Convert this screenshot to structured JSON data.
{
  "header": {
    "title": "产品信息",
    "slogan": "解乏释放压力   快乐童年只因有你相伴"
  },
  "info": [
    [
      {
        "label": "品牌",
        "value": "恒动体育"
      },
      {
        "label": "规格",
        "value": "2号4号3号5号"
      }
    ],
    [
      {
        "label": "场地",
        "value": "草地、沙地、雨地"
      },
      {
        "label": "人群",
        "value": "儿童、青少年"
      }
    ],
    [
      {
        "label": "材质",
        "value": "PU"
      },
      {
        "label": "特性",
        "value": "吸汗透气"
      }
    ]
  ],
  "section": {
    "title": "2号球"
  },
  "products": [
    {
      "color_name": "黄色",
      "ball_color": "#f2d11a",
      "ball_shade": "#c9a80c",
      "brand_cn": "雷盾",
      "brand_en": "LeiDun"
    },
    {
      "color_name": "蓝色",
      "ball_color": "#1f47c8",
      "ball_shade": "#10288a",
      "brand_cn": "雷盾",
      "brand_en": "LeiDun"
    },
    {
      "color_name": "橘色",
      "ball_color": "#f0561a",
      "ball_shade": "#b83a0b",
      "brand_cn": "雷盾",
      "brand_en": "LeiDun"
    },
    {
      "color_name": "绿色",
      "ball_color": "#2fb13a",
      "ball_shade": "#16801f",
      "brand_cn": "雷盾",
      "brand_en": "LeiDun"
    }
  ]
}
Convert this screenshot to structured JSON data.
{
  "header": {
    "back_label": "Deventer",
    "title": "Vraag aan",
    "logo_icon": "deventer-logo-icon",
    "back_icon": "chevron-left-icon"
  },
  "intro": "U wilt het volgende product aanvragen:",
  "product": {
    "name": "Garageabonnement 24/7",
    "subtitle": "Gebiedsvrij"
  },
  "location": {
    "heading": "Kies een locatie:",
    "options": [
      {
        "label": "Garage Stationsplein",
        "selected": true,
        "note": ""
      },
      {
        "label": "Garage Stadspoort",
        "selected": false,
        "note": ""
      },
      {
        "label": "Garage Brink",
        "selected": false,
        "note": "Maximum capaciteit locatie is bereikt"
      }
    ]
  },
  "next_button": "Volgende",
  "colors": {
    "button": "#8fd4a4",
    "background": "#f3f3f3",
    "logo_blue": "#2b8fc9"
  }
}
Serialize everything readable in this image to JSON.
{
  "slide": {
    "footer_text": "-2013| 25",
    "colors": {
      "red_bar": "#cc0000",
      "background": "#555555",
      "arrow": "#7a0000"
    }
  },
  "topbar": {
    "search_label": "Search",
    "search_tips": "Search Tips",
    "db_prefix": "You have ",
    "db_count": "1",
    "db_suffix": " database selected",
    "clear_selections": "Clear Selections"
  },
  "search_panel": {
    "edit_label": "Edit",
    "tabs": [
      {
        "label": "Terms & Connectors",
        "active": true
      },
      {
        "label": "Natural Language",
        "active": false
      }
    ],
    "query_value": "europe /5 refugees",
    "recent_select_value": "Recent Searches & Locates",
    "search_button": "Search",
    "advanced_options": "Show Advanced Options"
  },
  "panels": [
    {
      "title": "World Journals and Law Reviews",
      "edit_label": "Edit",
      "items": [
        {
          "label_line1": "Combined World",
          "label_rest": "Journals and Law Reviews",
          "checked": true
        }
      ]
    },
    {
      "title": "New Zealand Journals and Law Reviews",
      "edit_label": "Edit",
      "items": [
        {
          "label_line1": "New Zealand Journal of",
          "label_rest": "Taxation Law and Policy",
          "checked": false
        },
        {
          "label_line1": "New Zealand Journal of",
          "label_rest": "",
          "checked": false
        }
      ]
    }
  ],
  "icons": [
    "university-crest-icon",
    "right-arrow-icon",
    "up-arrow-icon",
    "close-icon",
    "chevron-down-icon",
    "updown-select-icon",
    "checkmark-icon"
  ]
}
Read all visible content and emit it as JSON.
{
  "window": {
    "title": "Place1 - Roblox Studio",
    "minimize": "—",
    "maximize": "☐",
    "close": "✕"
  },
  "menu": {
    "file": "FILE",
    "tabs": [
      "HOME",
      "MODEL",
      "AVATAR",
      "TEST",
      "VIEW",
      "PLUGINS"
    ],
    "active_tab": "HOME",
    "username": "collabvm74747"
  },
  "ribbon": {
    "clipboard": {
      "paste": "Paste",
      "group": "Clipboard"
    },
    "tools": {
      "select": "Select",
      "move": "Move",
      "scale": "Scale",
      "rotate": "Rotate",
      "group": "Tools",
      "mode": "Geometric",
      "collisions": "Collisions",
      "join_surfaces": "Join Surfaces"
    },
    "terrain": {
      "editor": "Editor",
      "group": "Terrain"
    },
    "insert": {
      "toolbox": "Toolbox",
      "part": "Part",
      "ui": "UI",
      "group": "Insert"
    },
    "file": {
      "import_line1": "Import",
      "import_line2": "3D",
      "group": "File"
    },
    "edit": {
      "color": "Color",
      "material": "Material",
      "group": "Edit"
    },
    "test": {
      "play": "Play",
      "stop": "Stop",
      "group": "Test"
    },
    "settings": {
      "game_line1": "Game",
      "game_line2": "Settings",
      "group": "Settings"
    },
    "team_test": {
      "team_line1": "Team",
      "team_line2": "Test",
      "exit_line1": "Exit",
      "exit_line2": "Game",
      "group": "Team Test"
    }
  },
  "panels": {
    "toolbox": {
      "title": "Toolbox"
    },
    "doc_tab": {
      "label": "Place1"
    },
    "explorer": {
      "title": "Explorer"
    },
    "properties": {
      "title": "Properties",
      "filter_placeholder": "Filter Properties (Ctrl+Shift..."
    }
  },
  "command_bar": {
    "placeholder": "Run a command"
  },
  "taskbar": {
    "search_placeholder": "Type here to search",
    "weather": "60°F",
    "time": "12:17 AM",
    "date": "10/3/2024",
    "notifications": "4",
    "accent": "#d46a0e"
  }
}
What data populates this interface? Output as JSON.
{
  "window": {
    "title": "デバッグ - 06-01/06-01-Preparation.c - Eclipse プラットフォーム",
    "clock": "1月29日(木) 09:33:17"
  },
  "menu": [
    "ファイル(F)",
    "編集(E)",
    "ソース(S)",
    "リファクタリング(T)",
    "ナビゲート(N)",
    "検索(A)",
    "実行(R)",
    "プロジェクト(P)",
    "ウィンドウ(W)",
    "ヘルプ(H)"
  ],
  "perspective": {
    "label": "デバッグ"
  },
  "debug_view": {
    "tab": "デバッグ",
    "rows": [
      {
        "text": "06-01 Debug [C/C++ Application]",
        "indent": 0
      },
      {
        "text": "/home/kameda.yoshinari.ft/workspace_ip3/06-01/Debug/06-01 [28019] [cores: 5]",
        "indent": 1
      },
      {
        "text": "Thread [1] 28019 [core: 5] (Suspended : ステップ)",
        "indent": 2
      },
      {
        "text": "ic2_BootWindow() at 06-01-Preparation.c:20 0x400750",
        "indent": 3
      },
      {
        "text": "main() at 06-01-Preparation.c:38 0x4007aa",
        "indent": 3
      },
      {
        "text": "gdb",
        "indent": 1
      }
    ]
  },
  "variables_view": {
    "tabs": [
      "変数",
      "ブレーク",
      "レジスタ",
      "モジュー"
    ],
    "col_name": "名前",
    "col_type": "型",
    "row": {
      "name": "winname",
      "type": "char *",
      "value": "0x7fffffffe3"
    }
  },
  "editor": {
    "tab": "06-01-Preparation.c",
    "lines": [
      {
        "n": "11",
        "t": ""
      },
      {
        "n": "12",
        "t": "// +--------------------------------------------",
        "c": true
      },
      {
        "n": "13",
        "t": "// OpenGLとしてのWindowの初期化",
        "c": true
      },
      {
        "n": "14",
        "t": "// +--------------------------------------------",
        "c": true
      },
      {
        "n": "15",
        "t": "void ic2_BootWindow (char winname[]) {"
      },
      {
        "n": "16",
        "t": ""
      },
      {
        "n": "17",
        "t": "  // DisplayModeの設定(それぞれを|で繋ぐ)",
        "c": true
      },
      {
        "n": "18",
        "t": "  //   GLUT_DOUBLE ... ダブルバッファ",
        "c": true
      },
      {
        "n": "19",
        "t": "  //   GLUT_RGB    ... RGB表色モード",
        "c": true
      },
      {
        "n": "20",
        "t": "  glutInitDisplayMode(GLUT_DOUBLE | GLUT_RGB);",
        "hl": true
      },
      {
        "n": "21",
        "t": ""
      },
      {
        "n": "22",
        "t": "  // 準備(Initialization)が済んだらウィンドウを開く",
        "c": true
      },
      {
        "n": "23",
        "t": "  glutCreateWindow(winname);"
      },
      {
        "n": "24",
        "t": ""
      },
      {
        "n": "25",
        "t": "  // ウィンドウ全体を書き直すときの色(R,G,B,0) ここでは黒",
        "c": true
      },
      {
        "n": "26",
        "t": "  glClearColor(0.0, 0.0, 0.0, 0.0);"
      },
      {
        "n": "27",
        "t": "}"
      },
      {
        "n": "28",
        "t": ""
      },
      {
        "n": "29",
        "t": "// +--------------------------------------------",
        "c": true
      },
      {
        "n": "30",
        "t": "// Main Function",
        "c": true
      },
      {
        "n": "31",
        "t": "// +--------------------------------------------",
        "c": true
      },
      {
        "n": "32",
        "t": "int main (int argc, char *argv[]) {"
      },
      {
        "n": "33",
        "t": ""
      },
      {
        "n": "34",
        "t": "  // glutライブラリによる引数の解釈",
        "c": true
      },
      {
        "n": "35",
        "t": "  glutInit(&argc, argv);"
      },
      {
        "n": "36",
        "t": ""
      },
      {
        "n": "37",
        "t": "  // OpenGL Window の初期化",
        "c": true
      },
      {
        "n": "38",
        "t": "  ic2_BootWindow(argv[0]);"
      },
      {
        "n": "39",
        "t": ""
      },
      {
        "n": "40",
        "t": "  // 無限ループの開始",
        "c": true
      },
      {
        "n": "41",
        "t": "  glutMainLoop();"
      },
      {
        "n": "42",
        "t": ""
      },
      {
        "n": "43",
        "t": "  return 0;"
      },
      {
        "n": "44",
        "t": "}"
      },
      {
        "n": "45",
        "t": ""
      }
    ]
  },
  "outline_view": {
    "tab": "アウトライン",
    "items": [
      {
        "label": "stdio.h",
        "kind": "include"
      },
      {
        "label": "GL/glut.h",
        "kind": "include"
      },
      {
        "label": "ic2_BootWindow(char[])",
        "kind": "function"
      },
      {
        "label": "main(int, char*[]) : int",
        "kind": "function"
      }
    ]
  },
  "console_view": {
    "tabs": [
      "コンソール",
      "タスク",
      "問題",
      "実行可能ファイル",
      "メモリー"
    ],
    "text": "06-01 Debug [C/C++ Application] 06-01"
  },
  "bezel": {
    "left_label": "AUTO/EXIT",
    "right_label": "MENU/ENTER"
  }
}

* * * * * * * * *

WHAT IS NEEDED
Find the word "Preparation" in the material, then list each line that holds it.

SOLVED EXERCISE
    "title": "デバッグ - 06-01/06-01-Preparation.c - Eclipse プラットフォーム",
        "text": "ic2_BootWindow() at 06-01-Preparation.c:20 0x400750",
        "text": "main() at 06-01-Preparation.c:38 0x4007aa",
    "tab": "06-01-Preparation.c",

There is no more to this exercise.